by Julian Turley
When coming across the word “environment” what are the stigmas that follow suit? Many times, when the word environment is mentioned, there is a tendency to focus on “saving the whales”, “Going Green”, or “Tree-hugging” but, are these true definitions of the word? Are “environmental type conversations” only limited to issues that are concerned with the condition of nature and animals? Short answer: Yes, and No.
According to the Merriam Webster Dictionary, the environment is defined as,
“ the conditions that surround someone or something: the conditions and influences that affect the growth, health, progress, etc., of someone or something”
One of the key statements of the definition is “The conditions and influences that affect the growth, health, progress, etc., of someone or something. So it is true that the environment is concerned with nature and animals but, the definition of the word environment is not limited to nature and animals. The definition of the word includes us. Humans. All too often, some individuals have a tendency to forget that human beings are also being affected by the environment that we live in. This includes the environment of our homes.

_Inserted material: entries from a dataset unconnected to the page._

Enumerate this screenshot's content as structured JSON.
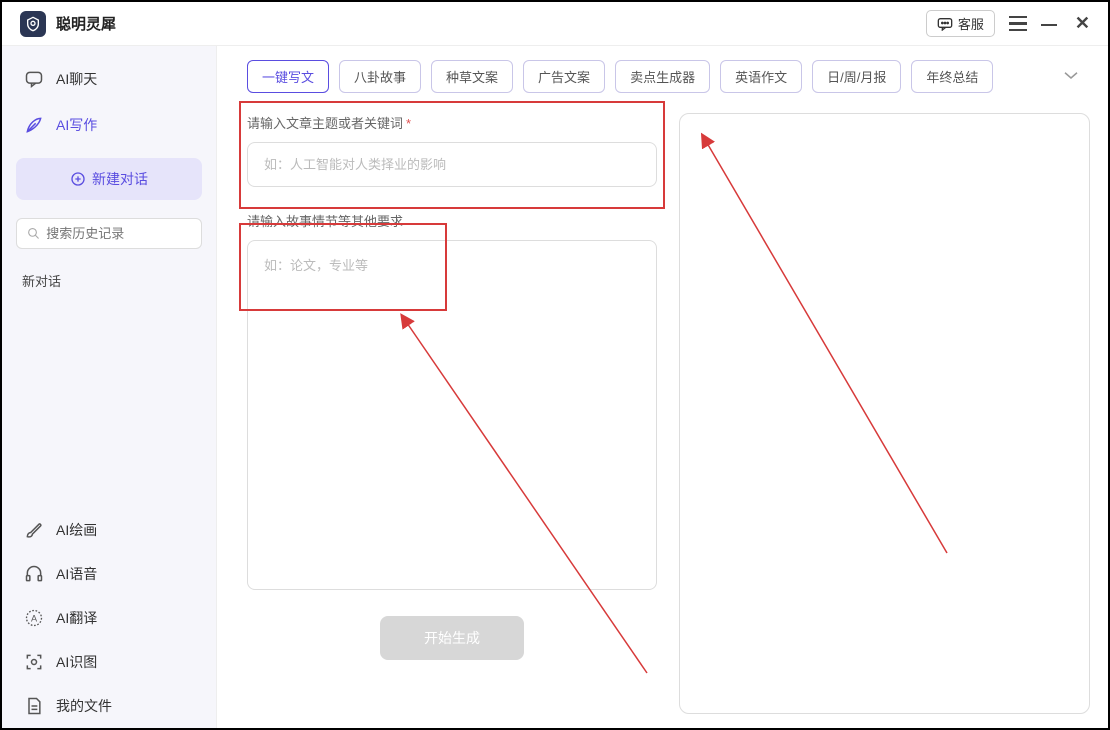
{
  "app": {
    "title": "聪明灵犀"
  },
  "titlebar": {
    "support": "客服"
  },
  "sidebar": {
    "chat": "AI聊天",
    "write": "AI写作",
    "new_chat": "新建对话",
    "search_placeholder": "搜索历史记录",
    "history_label": "新对话",
    "draw": "AI绘画",
    "voice": "AI语音",
    "translate": "AI翻译",
    "vision": "AI识图",
    "files": "我的文件"
  },
  "tabs": [
    "一键写文",
    "八卦故事",
    "种草文案",
    "广告文案",
    "卖点生成器",
    "英语作文",
    "日/周/月报",
    "年终总结"
  ],
  "form": {
    "topic_label": "请输入文章主题或者关键词",
    "topic_placeholder": "如：人工智能对人类择业的影响",
    "details_label": "请输入故事情节等其他要求",
    "details_placeholder": "如：论文，专业等",
    "generate": "开始生成"
  }
}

Inside many homes are several indoor pollutants such as allergens, household chemicals, smoke, air pollutants, and even pests that contribute to health problems such as asthma. In the United States alone, about 25.9 million Americans have asthma and of those 25.9 million, about 7.1 million are children with asthma. This problem is certainly not cheap. Asthma cost Americans about $56 billion every year. (ALA)
From this, it is important to understand that a life-long disease such as asthma can be caused by pollution within the home. It is also important to understand that this disease is most common among minorities. According to, The Asthma and Allergy Foundation of America and The National Pharmaceutical Council, ”the burden of asthma falls disproportionately on the Black and Hispanic (populations.)” Furthermore, “this burden has environmental, socioeconomic, and behavioral causes.” (AAFA) This study also suggests that, “asthma and allergies are related to environmental conditions.” Later stating that, “Airborne allergens and respiratory tract irritants (are) found indoors, especially in substandard housing and atmospheric pollutants contribute to asthma[.]” (AAFA)
By far, indoor pollutants are one of the most widely underlooked issues amongst the masses. It is also one of the most costly health dangers. Yet, it’s one of the most preventable problems faced today. So if these dangers are preventable, why are these dangers not being prevented, and why do underrepresented populations face these health problems related to the environment? Simply put, there is a lack of education and resources within the areas that are most likely to be exposed to indoor air pollution. Though there are programs to help alleviate the dangers such as “The Healthy Homes Program” and “Allies Against Asthma”, there is not enough awareness about indoor air pollution to prevent the health dangers that are connected to environmental issues.
So the next time that we hear the word environment, we shouldn’t limit our thinking to the outdoors. We should should consider the environments that we reside in. As well as the environments that others live in. We should change the way we think about the word environment. Then change the way the world thinks about the word environment. Soon after we can be more serious about environmental justice issues and protect our homes for good.